“Teach us to number our days, that we may gain a heart of wisdom.” Psalm 90:12
I’m realizing that this kind of check should be like a routine oil change: to keep the wheels turning and headed in the Right direction, even when the road is smooth. Because life’s too short to wait for the bumps in the road.
2. God always heals. Always. I believe that healing comes in many shapes and forms and it’s not always physical. But His guarantee is that He will not let us journey alone.
You light a lamp for me.
The Lord, my God, lights up my darkness.
In your strength I can crush an army;
With my God I can scale a wall.
God’s way is perfect.
All the Lord’s promises prove true.
He is a shield for all who look to Him for protection.
I’ve seen such proof of that in this experience. My heart has been healed (reoriented) in so many ways. Ways I didn’t even know needed attention. He’s so Good that way. I knew that whatever the results, He had plan and would work it out for my good and His Glory. I’m not saying, by any means, that the challenges we face are easy because they aren’t. But we always have the choice to remain in the dark, or to lean into Him and allow Him to Light up our darkness.
3. In addition to recalibrating my heart, He’s readjusted my eyes. He gently cupped my face with His hands and lifted my gaze a few inches higher. So that my focus would no longer be on the circumstance, instead it would be on Him. (Like when I hold my babies’ faces and look into their big, blue eyes and just think, “wow – you have no idea how much I love you”). What a difference a few inches makes!
When I’m tempted to zoom in on the what-if’s, I remember to lift my chin ever so slightly and take hold of the Promise that the God who holds the universe, also holds my heart.
“But You, O Lord, are a shield around me;
You are my Glory,
the One who holds my head high.
I cried out to the Lord,
And He answered me from His holy mountain.”
There is hard (uncomfortable) and Holy work that He’s doing in my heart through this circumstance. I share all this because I don’t want to waste a single ounce of this experience. I encourage you to share your story of that same work He’s doing in your life. You never know, that story – even if it’s still a work-in-progress (because aren’t they all?), just might be the Light someone in your world desperately needs to see.
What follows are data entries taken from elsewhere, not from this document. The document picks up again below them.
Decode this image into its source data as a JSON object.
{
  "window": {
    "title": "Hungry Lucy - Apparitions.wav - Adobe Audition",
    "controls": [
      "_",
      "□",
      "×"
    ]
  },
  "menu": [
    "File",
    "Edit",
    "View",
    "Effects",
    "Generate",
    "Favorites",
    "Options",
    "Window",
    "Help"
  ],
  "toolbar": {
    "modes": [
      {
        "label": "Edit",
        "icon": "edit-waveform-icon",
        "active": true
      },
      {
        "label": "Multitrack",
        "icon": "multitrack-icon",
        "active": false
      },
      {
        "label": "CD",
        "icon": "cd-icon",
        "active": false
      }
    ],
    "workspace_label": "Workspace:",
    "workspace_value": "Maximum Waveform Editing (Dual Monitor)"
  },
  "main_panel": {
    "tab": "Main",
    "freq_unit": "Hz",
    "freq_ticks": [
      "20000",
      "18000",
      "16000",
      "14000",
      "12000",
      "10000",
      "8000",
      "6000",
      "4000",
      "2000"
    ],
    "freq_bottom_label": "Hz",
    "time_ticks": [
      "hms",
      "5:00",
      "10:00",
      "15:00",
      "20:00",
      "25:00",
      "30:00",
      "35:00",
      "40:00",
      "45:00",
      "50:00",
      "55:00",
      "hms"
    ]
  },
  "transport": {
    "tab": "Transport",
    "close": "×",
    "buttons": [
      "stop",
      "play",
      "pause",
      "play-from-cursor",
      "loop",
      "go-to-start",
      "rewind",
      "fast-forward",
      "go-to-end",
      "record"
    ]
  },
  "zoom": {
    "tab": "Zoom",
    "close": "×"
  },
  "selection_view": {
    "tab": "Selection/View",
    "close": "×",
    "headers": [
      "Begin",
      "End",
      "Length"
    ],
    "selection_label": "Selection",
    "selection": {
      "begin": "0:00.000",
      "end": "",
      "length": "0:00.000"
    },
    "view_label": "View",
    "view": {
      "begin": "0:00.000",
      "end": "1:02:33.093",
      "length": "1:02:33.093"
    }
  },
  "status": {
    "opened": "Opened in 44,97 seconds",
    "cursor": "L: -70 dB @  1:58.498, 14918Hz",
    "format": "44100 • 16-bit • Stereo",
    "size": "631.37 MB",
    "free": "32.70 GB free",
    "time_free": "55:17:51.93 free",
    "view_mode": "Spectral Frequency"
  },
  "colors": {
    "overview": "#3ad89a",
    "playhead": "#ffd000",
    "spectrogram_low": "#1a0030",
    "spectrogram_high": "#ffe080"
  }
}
And so I wait…
But like my wise friend reminded me: Don’t miss the Glory of God in these moments. She was right. It’s way too good to miss.
One last Scripture...
“My thoughts are nothing like your thoughts,” says the Lord.
“And my ways are far beyond anything you could imagine.
For just as the heavens are higher than the earth,
so my ways are higher than your ways
and my thoughts higher than your thoughts.
“The rain and snow come down from the heavens
and stay on the ground to water the earth.
They cause the grain to grow,
producing seed for the farmer
and bread for the hungry.
It is the same with my word.
I send it out, and it always produces fruit.
It will accomplish all I want it to,
and it will prosper everywhere I send it.
You will live in joy and peace.
The mountains and hills will burst into song,
and the trees of the field will clap their hands!
Where once there were thorns, cypress trees will grow.
Where nettles grew, myrtles will sprout up.
These events will bring great honor to the Lord’s name;
they will be an everlasting sign of his power and love.”